*** Opening TASK INPUT ***
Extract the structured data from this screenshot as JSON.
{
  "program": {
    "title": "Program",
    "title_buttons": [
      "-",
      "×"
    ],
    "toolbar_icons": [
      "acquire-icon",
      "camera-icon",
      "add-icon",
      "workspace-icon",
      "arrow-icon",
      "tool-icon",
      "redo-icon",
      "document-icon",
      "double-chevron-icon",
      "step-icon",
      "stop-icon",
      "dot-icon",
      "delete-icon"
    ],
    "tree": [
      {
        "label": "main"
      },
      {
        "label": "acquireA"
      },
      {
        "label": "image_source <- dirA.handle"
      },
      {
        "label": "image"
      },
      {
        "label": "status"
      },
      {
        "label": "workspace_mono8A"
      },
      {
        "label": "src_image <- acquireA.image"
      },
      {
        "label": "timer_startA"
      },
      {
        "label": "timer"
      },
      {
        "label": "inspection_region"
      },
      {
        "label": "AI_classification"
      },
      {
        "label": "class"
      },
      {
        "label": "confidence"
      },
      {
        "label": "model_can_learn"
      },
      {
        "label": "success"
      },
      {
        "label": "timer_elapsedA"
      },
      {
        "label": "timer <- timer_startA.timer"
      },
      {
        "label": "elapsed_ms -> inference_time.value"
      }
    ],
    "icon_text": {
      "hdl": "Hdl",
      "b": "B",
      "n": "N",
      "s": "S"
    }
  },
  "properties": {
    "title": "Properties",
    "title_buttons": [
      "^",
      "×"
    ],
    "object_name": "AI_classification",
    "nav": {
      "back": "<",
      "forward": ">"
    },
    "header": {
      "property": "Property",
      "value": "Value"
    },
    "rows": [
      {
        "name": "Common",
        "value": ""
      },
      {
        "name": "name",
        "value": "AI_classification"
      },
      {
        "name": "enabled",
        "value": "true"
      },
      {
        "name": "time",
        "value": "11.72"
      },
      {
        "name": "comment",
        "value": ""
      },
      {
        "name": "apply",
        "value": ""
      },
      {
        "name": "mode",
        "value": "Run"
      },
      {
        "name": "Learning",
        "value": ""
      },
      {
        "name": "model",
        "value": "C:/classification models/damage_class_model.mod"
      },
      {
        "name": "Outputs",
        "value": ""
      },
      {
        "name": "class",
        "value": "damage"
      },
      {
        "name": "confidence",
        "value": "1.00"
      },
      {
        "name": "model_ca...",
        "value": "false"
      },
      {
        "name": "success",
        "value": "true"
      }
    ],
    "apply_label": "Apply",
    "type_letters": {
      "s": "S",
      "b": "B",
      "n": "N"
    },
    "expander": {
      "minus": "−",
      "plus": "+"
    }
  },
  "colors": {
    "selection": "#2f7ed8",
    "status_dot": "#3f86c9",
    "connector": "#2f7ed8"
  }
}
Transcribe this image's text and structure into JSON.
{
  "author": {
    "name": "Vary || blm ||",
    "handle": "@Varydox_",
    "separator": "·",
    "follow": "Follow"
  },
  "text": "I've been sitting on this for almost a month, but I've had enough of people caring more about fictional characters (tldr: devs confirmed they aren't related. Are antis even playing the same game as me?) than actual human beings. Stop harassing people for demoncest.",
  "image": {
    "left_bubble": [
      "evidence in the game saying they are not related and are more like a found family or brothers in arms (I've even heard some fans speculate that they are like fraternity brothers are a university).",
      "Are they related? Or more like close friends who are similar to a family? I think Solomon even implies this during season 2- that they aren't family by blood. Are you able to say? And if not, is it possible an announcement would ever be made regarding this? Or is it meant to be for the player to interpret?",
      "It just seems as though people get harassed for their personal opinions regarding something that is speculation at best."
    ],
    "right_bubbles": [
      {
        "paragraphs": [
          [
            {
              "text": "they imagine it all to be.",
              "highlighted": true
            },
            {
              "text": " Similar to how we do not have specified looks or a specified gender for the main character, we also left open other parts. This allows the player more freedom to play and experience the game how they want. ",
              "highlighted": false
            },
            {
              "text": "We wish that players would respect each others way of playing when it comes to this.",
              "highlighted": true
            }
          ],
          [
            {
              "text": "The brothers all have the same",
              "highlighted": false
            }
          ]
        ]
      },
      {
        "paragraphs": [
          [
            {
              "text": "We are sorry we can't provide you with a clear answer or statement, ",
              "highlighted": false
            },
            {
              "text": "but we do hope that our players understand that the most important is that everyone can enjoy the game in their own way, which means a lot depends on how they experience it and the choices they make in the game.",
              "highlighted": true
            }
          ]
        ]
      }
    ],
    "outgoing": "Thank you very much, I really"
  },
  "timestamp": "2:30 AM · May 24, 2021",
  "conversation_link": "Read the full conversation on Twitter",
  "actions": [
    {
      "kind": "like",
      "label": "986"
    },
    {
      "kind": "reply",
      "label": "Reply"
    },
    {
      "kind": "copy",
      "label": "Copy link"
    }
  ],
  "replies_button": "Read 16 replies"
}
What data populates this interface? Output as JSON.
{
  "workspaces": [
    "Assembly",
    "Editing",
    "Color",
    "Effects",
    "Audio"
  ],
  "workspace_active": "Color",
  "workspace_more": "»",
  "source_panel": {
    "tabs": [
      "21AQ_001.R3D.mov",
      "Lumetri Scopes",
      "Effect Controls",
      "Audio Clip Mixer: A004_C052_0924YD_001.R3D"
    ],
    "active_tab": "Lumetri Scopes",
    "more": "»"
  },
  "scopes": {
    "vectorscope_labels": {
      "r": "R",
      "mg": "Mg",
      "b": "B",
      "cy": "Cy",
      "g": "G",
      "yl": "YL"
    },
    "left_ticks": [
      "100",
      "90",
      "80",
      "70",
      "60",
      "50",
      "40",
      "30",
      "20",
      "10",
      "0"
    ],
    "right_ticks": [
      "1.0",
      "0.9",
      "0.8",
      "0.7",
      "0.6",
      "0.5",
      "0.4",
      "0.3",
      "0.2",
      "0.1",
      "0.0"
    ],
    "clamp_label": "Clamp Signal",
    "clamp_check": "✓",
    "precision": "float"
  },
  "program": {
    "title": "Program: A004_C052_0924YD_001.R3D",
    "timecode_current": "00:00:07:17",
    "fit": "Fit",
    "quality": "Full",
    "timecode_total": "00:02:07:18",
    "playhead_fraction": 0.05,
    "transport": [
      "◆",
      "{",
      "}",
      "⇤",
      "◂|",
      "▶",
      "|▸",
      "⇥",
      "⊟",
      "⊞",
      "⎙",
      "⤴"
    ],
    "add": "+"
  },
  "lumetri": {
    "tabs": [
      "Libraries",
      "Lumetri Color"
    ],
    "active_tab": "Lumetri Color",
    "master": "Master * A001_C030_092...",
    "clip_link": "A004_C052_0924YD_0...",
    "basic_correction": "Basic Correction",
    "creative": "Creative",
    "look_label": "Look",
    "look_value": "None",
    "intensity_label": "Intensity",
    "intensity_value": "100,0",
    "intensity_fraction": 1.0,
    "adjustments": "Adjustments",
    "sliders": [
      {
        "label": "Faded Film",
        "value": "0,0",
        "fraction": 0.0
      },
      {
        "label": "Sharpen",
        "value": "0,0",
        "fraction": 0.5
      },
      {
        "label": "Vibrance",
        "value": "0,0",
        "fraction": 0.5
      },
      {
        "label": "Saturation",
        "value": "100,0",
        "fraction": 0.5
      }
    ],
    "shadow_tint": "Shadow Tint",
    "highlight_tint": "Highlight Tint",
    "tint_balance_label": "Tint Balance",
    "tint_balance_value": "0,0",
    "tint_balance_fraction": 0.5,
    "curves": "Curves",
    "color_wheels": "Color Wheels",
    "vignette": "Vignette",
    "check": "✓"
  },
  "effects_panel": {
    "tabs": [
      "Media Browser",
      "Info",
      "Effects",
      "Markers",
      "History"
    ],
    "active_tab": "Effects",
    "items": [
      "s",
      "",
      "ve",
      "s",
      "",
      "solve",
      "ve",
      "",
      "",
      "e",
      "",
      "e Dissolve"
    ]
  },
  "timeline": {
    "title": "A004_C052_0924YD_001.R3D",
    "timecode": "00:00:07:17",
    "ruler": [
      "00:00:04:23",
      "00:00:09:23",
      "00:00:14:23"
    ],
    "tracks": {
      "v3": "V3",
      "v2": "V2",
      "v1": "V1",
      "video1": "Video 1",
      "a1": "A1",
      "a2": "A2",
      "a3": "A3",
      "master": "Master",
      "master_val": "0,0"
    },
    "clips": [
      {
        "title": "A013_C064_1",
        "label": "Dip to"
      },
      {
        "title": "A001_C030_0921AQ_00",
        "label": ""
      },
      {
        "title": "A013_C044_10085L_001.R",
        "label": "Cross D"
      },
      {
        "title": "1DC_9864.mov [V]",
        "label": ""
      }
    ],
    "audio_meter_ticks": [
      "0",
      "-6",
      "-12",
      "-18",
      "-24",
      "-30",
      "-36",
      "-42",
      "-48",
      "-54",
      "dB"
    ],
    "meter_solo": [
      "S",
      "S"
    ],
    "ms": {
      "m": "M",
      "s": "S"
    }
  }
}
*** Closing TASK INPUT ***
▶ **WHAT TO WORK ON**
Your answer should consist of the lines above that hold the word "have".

▶ **FINISHED TASK**
              "text": " Similar to how we do not have specified looks or a specified gender for the main character, we also left open other parts. This allows the player more freedom to play and experience the game how they want. ",
              "text": "The brothers all have the same",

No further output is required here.